### WHAT THE EXERCISE ASKS
If a line in the records below contains "Allow", copy that line.

### Dataset rows for apps and sites

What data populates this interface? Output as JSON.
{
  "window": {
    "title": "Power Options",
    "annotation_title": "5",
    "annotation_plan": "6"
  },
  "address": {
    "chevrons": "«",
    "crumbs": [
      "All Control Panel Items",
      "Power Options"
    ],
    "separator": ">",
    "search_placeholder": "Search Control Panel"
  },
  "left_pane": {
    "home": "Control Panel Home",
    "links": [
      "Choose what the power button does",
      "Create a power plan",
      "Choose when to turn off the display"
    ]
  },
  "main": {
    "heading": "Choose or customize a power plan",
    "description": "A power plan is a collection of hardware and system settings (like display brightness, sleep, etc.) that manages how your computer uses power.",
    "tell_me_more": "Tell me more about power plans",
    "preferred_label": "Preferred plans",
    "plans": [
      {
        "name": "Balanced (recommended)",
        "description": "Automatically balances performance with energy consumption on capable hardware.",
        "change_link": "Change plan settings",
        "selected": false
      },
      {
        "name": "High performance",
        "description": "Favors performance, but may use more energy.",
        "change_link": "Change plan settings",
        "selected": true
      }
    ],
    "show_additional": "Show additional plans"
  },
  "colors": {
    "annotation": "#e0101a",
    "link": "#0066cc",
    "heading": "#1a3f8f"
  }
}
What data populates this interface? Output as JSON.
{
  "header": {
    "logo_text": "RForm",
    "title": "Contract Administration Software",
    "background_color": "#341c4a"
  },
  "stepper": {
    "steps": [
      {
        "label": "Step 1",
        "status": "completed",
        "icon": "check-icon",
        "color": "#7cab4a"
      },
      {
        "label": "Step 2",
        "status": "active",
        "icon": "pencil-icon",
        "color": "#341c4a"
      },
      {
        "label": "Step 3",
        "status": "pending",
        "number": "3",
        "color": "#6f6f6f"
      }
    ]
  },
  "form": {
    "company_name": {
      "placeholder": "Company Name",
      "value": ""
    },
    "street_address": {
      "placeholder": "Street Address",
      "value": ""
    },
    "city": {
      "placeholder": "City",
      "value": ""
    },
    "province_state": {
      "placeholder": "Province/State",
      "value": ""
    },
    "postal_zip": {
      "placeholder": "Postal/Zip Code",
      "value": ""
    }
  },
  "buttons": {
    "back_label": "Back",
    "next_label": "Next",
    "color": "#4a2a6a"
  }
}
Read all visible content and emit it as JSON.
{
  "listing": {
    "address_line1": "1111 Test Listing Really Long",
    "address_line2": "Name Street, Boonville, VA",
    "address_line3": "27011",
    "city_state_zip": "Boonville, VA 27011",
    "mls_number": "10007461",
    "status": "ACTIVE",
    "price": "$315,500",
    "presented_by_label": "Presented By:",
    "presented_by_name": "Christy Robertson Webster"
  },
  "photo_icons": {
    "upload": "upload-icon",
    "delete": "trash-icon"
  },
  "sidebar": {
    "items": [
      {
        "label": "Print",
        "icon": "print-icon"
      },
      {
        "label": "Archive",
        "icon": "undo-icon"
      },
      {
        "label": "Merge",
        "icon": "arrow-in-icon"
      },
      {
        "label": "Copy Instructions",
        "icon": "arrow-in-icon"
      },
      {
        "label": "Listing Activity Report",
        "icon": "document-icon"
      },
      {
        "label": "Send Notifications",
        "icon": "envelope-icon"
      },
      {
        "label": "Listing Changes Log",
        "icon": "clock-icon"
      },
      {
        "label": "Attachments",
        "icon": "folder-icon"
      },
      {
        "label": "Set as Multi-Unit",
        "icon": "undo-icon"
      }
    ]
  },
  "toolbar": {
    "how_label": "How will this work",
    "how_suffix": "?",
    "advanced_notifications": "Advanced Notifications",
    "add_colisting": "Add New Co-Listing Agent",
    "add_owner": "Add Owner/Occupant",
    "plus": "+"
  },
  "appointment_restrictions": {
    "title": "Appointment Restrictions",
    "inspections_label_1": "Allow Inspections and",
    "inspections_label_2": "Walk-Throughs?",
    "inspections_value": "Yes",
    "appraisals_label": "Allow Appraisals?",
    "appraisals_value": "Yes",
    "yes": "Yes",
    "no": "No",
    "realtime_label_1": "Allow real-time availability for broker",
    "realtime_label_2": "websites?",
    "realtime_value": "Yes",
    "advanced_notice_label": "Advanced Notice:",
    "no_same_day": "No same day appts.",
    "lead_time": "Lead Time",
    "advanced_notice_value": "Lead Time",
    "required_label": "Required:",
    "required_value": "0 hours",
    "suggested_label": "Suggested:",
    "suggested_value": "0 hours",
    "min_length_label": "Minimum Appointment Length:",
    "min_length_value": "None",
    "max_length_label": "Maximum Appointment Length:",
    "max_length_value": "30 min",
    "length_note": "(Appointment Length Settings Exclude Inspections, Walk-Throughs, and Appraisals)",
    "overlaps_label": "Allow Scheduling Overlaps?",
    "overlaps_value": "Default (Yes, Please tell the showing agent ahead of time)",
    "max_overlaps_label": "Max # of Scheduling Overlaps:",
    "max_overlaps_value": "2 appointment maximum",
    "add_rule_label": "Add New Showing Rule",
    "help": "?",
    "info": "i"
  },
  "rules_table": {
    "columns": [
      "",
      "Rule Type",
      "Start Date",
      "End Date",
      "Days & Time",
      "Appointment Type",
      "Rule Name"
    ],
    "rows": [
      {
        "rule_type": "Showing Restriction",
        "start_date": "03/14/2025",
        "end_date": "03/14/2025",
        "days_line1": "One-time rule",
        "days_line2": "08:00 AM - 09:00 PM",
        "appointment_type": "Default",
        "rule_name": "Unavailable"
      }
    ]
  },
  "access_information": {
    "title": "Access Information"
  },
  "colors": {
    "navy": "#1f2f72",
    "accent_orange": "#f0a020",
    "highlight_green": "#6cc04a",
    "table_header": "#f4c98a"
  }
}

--

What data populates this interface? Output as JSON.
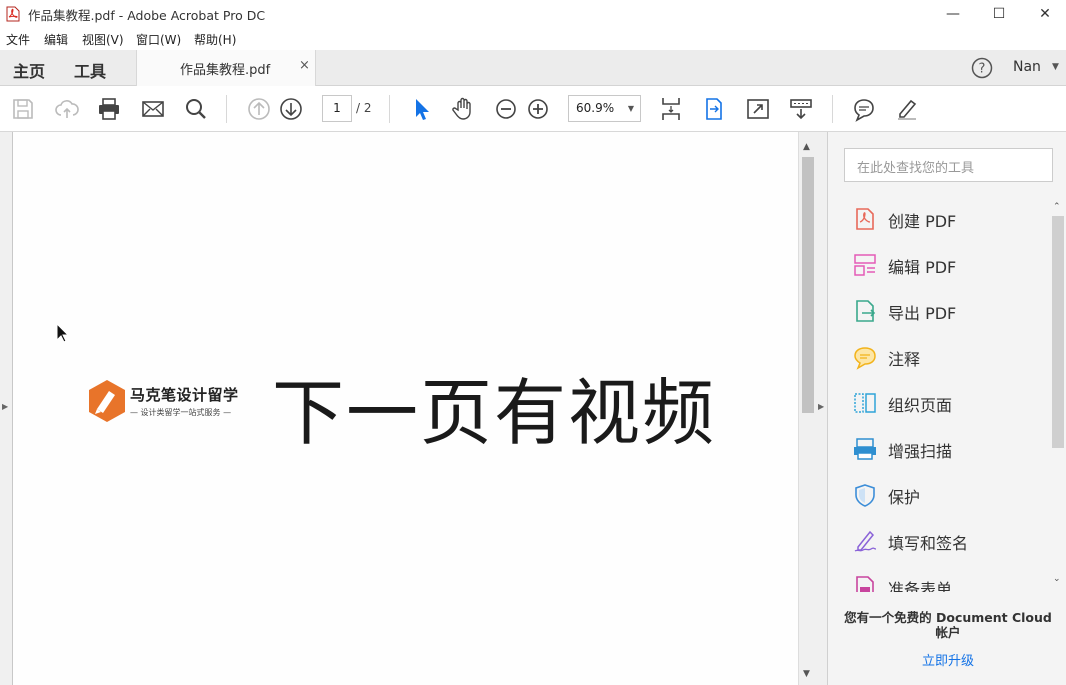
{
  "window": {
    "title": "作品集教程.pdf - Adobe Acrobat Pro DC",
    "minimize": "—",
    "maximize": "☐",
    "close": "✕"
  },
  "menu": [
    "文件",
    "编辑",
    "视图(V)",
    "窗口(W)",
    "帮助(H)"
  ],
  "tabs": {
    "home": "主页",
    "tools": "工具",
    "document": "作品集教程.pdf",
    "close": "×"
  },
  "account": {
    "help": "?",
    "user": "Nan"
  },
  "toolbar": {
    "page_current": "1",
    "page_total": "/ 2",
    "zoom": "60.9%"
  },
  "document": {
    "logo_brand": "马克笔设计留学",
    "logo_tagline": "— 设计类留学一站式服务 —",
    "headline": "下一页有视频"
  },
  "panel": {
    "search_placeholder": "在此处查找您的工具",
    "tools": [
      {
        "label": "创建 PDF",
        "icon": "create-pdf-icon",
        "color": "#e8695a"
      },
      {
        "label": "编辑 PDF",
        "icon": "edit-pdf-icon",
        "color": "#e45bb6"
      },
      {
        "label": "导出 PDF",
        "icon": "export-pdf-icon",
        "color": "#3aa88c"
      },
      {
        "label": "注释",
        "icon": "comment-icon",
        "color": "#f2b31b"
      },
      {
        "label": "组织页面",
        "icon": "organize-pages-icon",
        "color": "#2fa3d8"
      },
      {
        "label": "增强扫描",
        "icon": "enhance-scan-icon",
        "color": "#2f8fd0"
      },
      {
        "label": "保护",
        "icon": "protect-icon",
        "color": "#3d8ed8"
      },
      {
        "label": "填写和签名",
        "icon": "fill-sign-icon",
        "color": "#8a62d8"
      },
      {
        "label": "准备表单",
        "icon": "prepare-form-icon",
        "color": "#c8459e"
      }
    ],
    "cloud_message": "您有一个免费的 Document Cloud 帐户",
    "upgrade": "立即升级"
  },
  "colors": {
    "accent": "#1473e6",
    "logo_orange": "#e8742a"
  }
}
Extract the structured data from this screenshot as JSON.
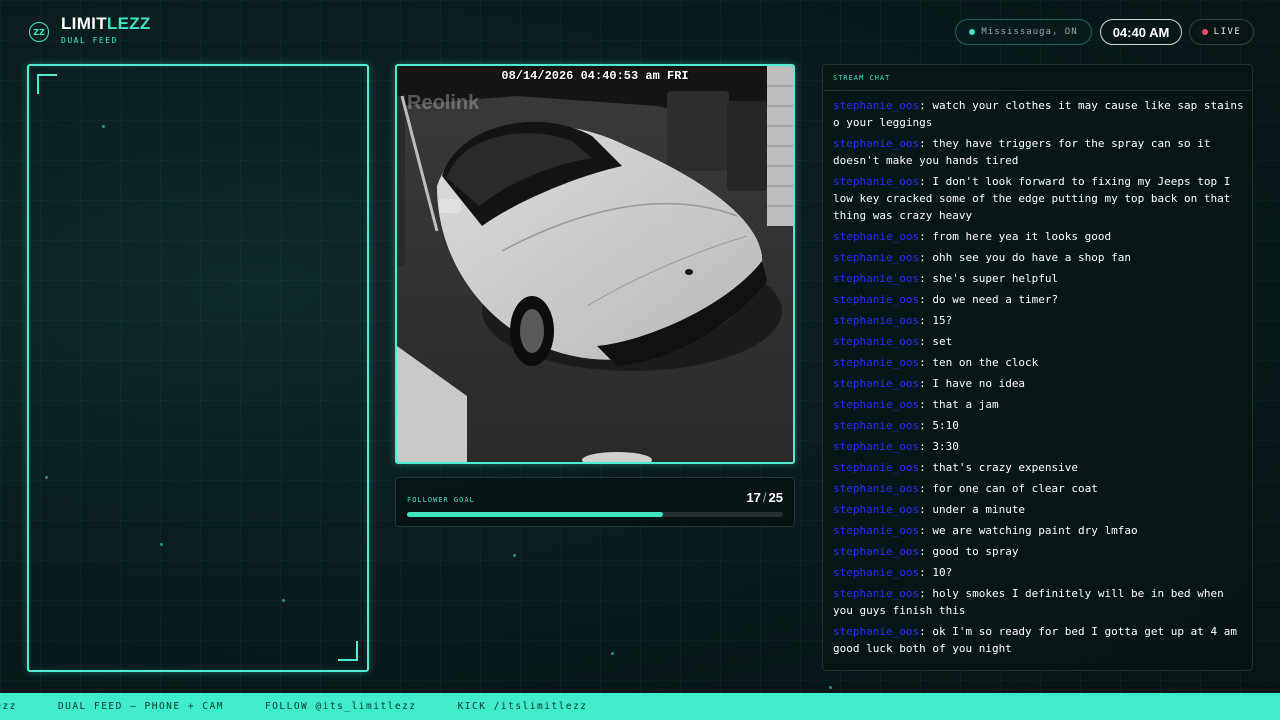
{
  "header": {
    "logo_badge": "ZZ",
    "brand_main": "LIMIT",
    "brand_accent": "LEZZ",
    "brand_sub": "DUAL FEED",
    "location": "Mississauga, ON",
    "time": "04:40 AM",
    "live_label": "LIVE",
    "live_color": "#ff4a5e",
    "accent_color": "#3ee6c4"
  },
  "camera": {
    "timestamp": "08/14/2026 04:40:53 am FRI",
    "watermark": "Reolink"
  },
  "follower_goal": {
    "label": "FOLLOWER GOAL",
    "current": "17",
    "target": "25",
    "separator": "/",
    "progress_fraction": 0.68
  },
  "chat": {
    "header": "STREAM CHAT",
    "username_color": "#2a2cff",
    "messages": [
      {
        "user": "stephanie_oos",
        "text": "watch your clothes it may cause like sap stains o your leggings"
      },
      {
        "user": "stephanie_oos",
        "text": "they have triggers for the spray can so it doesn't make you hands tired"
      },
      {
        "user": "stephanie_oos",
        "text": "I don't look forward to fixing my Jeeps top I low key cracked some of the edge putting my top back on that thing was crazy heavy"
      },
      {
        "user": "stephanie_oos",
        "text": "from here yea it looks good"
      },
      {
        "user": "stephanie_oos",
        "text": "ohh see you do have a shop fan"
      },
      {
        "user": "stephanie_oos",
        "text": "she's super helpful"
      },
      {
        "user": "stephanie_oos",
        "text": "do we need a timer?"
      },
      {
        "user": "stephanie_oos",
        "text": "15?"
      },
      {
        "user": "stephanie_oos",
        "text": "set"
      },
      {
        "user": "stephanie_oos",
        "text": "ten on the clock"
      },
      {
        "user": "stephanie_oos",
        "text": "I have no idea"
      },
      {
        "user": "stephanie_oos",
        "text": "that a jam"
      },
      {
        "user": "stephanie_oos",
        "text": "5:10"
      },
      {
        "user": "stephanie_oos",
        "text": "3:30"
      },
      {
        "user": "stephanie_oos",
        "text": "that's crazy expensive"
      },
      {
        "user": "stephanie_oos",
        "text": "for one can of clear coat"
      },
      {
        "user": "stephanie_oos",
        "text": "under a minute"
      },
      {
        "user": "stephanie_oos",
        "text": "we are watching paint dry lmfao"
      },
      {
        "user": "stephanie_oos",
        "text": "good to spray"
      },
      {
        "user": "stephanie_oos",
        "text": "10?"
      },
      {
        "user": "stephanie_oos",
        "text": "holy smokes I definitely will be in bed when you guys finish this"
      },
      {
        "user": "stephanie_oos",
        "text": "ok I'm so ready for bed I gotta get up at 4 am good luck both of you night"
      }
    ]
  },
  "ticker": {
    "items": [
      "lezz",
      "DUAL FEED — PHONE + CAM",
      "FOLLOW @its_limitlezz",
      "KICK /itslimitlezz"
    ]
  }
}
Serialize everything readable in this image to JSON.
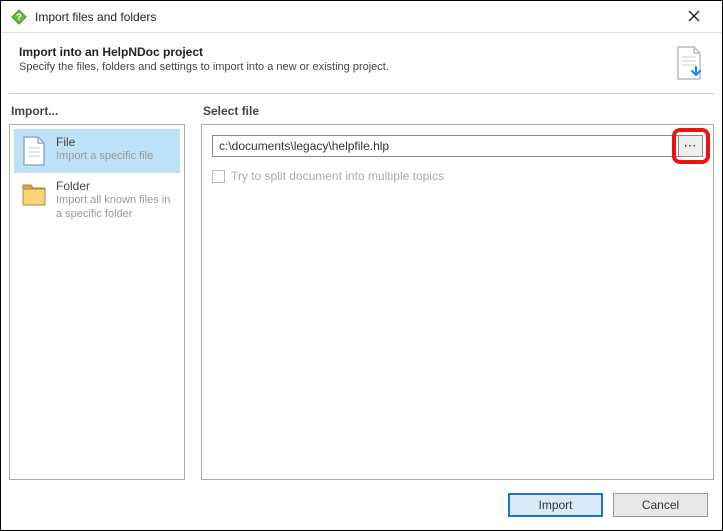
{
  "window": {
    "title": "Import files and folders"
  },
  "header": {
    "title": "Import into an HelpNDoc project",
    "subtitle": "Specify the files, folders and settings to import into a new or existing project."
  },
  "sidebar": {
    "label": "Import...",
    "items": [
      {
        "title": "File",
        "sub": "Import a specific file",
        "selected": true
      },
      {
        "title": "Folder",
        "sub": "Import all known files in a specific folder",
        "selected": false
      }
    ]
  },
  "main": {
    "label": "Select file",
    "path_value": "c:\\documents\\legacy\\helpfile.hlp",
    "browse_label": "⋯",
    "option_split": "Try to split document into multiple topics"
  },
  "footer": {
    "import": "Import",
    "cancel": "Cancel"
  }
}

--

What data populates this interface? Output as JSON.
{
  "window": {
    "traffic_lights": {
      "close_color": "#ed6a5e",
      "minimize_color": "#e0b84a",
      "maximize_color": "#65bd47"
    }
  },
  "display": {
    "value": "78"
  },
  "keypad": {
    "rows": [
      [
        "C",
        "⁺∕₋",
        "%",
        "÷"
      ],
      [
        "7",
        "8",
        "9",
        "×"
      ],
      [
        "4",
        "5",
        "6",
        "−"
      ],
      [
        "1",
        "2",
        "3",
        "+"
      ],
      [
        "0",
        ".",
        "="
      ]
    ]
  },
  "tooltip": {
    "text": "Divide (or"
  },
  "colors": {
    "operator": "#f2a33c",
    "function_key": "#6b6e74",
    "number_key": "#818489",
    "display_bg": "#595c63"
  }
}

### TASK OUTPUT
    "inspections_label_1": "Allow Inspections and",
    "appraisals_label": "Allow Appraisals?",
    "realtime_label_1": "Allow real-time availability for broker",
    "overlaps_label": "Allow Scheduling Overlaps?",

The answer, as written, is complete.